great for us. So, take your time and don't hire somebody just to
increase your bandwidth. Hire someone who is actually going to bring
something to the table, and whom you trust without a doubt.
Q: My name is Michelle Fisher with Inner
Angles. That question was so similar to mine that I am
going to try to get mine narrower. Suppose you have a customer who
wants a specific system built, and you need to hire someone to do
it. Do you have any tips on how to find someone who's compatible
just for this particular project?
Mr. McQuown: The only thing that I can say is what Layla
touched on about choosing your clients.
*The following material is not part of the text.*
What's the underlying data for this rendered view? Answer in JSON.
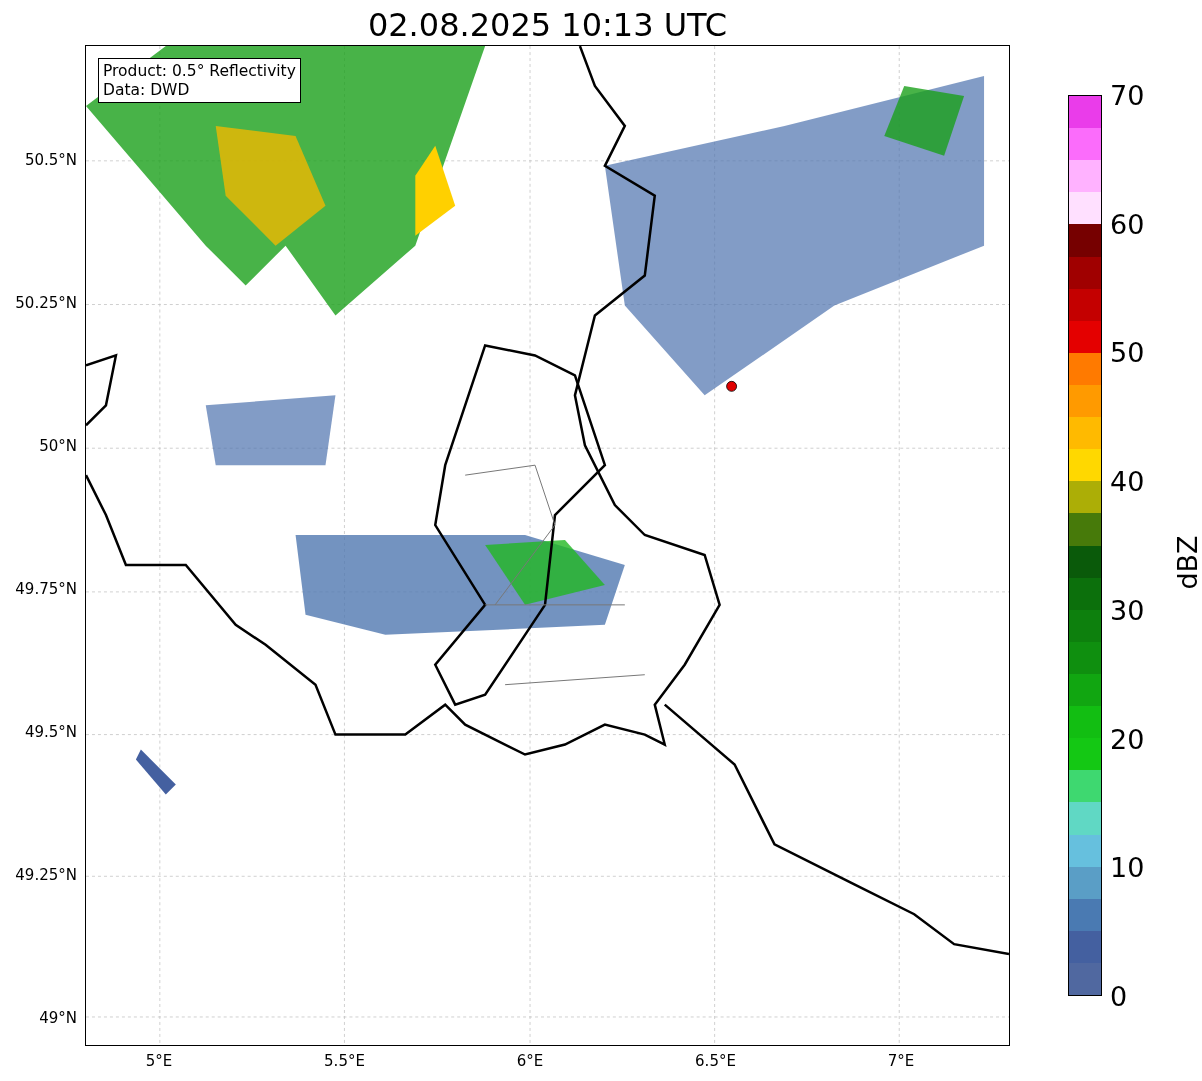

You have to pick jobs that you
will excel at 100%, not just because you want the revenue or the
client when the technology they use is totally different from what you
are skilled at. The list of variables that can make a client
inappropriate for you is a long one—maybe it is too big, too small
and so on. What has worked out very well for us is to call a spade a
spade. We are all sipping the fire hose here, and there is so much
work to be had that it is not even funny. We have worked out
relationships with companies that are bigger than us, smaller, the
same size and those which used different technologies. Some are very,
very good; some need to be worked on. Some we don't trust to do the
work for us. We have said, "Okay, we have a client that needs
this and we do not do it. We are trusting you to do the job." We
essentially hand over the client to that person, and it's theirs to
lose. It's almost a shoo-in that they are going to get the work
because we have given them the recommendation. It works the opposite
way, too. Somebody bigger can't handle a job or doesn't have the
bandwidth and they know that they can hand it down to us. We have
gotten the nod from Proxicom,
for example, and the customer knows that they can trust us to do the
work. I know there have been a lot of missed revenue opportunities and
clients we have passed up as a result, but it would not have been
appropriate for us and would have come back to haunt us. You have to
establish a network, and you have to establish it quickly. In the
services industry, there is no reason to think that you're
competitors; you just aren't. Yes, you might bid against them on a job
or two, but the fact of the matter is that there is enough work out
there for everybody.
Ms. MacPherson: Thanks, Patrick. I think we are going to wrap
there. Let me close with a couple of thoughts. What we have seen this
morning is that there are different styles and approaches, but there
is clear consistency on the need to focus on your people, hire people
who complement you, focus on your customers, manage the kind of work
you bring in—and believe in yourself and your dreams. We would like
to thank our panelists, and thank you all for coming this morning.